Answer: Although opossums are not native to California, they are classified as nongame animals pursuant to Fish and Game Code section 4150, and they may not be taken in the manner you have described. However, these kinds of violations can be difficult to prove and prosecute because the drivers will likely claim it was unintentional and that they were distracted and swerving because of other issues inside the car such as a coffee spill, or dropped cell phone.
The driver might also claim he was attempting to avoid the animal but the animal got confused and ran back in the direction the car was veering, which does happen sometimes. Despite these possible scenarios however, what you described could be investigated as an illegal method of take. You can call the 24-hour CalTIP hotline at (888) 334-2258 or report by text message via “tip411 (numerically, 847411).
Question: I see many videos on YouTube regarding fishing along the California Aqueduct. As a main water supply line for California, I would think most areas would restrict access. Is there any information I can look up to find where the access areas are? I think most areas on the videos are in Southern California. I am looking for access to the California aqueduct around Central California.
Answer: There are many fishing access points along the aqueduct, and many have signs posted as well.

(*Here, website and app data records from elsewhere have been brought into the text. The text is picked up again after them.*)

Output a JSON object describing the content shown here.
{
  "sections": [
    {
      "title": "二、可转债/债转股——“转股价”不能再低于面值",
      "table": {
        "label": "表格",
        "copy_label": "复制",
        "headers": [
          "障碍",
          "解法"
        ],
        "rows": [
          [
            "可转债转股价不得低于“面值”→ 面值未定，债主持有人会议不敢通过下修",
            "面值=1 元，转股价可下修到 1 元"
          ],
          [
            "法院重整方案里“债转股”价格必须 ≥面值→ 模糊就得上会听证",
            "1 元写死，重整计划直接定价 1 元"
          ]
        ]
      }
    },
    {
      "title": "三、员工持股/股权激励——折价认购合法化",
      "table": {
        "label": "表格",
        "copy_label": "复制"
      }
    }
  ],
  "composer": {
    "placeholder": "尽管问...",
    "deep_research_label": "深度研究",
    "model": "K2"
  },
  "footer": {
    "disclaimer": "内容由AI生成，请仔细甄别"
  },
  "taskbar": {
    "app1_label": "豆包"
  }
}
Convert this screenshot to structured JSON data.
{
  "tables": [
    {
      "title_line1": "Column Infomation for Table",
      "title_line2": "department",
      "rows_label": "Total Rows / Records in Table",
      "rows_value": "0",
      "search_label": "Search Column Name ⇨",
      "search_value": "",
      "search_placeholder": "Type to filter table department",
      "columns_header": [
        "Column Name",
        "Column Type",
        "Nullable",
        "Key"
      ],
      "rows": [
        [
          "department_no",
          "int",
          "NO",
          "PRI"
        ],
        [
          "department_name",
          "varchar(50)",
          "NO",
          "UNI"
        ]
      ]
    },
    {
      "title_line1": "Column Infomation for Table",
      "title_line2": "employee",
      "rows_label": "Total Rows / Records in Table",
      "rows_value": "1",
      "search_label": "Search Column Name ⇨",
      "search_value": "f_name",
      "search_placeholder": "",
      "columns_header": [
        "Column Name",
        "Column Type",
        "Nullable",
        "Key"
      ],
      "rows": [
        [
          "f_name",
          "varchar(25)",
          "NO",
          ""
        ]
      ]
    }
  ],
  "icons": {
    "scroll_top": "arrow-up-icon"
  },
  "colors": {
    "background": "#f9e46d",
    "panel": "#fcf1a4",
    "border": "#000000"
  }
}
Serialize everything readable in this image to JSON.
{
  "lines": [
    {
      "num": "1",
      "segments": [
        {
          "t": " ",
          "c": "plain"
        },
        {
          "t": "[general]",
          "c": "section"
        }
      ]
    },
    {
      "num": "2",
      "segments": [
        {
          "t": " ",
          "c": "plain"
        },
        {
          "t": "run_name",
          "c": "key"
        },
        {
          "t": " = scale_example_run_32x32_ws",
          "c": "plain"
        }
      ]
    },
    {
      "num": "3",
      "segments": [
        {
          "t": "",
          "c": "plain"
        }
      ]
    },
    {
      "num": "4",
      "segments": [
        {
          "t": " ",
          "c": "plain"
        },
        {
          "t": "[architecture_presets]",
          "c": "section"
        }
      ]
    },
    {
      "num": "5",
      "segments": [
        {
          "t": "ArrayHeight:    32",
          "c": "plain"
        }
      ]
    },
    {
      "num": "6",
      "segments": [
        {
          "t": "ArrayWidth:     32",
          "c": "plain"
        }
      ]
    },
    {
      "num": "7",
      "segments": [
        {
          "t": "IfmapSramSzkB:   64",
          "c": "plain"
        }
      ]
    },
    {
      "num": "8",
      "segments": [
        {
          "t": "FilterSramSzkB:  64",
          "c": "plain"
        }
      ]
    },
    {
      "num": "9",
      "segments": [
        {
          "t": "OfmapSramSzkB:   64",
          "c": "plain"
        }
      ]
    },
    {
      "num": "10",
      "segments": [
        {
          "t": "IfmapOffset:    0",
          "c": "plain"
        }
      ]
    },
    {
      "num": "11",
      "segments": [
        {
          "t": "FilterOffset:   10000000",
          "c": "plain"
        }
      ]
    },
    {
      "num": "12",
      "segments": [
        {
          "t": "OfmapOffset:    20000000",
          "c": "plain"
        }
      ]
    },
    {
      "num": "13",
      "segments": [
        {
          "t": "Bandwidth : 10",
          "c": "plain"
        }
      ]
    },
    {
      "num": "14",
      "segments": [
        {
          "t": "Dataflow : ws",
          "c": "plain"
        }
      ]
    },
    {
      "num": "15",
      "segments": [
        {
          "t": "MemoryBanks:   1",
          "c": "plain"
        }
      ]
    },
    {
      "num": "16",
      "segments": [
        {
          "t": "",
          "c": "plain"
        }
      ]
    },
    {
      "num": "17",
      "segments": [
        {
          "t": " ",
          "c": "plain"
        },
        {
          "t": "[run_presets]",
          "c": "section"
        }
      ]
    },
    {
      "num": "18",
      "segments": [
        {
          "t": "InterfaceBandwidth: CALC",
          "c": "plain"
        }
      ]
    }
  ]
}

To find some of these places, please check out the online fishing guide at wildlife.ca.gov/fishing/guide or our mobile fishing guide at dfg.ca.gov/mobile.
NOTE: Carrie Wilson is a marine environmental scientist with the California Department of Fish and Wildlife; see CalOutdoors@wildlife.ca.gov.